--- START ---

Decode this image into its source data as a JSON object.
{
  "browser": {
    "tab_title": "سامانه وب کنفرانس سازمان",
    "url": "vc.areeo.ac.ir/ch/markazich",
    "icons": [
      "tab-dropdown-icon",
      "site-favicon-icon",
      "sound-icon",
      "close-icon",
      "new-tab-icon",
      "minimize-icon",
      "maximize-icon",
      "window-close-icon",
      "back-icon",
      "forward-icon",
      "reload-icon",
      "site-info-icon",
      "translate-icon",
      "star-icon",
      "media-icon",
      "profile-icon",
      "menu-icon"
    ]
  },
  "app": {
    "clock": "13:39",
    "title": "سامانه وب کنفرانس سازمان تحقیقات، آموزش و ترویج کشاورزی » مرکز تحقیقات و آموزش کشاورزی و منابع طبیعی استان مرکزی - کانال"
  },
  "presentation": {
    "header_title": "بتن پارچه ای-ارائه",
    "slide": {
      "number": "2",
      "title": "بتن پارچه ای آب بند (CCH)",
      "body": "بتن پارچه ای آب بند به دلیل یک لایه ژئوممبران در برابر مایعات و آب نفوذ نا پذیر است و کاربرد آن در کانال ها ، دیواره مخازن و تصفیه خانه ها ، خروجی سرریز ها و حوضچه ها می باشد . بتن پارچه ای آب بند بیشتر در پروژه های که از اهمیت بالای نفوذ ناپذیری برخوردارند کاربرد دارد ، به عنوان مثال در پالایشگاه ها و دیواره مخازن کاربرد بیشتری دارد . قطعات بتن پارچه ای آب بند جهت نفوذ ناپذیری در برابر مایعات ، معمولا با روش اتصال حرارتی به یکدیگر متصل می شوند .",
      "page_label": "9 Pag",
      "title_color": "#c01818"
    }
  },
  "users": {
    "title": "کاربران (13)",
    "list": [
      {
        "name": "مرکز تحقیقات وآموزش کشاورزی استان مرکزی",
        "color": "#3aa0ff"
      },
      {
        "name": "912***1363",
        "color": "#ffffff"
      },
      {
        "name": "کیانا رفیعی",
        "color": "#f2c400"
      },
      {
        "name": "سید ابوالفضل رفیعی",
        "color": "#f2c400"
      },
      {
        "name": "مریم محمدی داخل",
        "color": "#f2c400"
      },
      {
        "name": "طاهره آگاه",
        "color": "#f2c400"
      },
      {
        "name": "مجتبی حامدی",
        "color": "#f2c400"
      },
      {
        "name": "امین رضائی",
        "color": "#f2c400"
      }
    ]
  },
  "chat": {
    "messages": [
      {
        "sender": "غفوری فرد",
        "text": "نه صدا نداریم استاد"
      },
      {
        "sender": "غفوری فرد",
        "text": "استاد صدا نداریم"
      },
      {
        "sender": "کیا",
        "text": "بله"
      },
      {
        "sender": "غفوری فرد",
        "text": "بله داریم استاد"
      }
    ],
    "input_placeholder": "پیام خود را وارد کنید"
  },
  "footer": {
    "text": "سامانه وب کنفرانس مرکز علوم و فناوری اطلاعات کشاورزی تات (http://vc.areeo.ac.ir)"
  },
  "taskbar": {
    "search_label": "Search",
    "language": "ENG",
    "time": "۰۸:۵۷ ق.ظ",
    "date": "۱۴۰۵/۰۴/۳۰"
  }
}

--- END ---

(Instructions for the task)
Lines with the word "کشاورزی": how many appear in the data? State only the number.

(Response for this exercise)
3